▶ Exercise aim
Filter the data below, keeping only lines that contain "subtitle".
Task inputs below:
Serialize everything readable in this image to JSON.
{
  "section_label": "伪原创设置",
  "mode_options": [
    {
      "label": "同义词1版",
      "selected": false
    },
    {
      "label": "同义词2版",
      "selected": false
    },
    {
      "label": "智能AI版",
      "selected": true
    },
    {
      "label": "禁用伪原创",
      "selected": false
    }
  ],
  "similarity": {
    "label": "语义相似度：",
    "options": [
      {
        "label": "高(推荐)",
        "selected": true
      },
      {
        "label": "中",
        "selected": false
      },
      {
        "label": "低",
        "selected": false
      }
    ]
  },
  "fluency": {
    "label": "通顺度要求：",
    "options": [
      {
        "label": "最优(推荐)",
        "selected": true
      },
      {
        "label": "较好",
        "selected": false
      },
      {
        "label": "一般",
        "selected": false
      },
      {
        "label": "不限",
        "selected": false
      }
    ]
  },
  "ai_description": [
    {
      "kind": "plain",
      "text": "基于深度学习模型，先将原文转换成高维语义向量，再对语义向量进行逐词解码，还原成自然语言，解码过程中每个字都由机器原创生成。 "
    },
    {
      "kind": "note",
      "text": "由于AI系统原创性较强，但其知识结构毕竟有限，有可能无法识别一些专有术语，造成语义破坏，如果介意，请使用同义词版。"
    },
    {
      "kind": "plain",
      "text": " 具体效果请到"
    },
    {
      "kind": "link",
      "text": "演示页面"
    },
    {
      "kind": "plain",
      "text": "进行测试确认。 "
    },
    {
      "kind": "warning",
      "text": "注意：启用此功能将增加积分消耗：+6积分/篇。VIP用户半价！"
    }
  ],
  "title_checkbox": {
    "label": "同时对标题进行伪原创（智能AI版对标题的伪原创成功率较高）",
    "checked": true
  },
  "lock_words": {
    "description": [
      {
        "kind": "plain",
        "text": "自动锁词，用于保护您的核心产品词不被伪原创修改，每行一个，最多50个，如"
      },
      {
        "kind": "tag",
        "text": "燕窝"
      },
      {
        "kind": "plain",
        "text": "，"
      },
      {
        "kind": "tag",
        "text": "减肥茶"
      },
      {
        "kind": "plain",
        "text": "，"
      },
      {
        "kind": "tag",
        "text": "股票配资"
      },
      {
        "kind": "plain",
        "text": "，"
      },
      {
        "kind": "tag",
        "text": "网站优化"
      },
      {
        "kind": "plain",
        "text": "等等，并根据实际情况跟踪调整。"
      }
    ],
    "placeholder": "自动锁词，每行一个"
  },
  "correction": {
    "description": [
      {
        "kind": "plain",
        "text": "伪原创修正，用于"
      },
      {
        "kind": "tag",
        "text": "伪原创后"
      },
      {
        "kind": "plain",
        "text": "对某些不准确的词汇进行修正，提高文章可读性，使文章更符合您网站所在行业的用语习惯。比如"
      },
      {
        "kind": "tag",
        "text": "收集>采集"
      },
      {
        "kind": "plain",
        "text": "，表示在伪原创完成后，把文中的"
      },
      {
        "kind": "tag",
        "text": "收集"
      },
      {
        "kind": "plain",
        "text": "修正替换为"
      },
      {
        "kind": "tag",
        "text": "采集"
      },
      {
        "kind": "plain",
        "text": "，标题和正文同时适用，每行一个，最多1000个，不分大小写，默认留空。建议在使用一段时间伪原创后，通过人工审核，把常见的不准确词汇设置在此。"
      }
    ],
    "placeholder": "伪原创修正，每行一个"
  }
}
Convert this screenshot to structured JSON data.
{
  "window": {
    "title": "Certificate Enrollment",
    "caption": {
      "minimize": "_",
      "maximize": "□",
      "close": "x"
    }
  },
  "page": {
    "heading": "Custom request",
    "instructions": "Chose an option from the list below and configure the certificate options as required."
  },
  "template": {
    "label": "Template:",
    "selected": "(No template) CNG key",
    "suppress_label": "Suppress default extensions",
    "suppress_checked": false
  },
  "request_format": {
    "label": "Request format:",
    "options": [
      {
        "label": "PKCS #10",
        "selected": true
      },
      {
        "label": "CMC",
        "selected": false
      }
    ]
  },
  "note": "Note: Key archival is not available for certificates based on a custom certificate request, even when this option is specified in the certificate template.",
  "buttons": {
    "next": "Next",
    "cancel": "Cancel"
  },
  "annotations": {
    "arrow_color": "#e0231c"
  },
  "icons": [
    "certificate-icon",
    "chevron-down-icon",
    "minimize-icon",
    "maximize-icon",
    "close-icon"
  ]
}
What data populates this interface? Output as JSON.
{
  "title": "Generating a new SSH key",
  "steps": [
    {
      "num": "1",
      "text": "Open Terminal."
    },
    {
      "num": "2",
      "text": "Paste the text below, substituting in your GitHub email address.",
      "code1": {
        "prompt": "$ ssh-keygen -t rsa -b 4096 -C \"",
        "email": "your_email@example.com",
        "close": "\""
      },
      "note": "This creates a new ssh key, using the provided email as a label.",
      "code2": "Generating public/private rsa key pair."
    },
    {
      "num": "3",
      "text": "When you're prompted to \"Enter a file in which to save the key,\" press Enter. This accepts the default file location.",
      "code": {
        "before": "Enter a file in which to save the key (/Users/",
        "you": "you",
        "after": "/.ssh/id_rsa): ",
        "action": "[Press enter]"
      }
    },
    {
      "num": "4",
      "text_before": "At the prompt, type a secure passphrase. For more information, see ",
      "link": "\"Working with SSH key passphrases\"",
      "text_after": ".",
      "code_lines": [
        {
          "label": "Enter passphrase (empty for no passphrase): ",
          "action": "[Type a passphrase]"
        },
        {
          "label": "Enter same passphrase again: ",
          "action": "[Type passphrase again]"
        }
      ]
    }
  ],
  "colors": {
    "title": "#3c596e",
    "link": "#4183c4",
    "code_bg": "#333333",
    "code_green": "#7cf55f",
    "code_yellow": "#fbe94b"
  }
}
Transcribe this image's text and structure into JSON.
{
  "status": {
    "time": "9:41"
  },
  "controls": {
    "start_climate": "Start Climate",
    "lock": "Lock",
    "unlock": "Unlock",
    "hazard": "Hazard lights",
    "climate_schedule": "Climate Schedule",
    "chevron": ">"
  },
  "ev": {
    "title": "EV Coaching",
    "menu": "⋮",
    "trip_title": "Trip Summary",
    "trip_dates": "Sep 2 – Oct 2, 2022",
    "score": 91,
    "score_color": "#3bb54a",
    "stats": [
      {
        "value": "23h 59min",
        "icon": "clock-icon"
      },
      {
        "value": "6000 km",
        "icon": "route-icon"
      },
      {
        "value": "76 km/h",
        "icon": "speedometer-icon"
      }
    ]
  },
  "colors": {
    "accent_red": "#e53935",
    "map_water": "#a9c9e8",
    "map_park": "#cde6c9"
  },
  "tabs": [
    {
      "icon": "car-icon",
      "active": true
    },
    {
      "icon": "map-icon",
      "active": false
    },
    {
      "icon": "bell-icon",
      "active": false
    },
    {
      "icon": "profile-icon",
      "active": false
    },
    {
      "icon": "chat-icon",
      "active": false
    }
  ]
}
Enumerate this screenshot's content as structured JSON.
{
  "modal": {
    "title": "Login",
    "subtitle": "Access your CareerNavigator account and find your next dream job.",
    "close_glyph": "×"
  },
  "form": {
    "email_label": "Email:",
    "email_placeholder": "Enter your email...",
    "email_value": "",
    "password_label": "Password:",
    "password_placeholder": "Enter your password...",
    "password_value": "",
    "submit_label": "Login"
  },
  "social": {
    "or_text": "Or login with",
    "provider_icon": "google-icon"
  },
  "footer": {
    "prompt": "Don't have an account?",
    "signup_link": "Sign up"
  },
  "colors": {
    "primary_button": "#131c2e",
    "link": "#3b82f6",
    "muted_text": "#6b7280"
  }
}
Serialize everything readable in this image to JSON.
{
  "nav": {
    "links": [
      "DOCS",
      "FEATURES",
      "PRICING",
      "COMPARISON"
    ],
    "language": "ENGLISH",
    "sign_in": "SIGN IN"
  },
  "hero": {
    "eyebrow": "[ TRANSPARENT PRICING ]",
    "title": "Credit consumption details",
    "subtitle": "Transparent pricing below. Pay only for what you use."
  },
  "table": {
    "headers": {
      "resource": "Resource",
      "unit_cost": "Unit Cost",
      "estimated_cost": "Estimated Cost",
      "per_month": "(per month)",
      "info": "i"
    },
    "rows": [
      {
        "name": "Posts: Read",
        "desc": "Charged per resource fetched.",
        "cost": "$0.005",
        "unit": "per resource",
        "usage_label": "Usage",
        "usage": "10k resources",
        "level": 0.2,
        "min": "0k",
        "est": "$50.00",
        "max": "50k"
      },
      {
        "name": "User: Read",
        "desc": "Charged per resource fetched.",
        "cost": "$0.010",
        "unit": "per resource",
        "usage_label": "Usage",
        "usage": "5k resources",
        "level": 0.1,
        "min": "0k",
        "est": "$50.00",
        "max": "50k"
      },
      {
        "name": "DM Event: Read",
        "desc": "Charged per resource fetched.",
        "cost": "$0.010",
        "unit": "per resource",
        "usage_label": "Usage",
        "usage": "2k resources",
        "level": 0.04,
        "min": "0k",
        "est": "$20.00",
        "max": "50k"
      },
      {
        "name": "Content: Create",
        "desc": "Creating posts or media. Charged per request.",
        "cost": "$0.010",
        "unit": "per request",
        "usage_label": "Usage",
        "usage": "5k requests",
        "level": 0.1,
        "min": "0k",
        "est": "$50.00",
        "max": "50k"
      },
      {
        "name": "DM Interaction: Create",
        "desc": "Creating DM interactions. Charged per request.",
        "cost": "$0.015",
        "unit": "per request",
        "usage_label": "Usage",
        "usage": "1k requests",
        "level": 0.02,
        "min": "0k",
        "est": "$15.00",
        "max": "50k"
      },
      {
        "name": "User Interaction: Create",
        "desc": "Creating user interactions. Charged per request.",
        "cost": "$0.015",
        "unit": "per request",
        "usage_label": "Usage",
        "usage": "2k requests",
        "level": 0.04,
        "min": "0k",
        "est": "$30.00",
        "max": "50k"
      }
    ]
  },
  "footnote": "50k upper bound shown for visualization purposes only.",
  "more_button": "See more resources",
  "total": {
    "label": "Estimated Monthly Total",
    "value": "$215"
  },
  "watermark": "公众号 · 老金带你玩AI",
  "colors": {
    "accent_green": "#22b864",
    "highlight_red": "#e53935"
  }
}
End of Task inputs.
▶ Solution below
    "subtitle": "Access your CareerNavigator account and find your next dream job.",
    "subtitle": "Transparent pricing below. Pay only for what you use."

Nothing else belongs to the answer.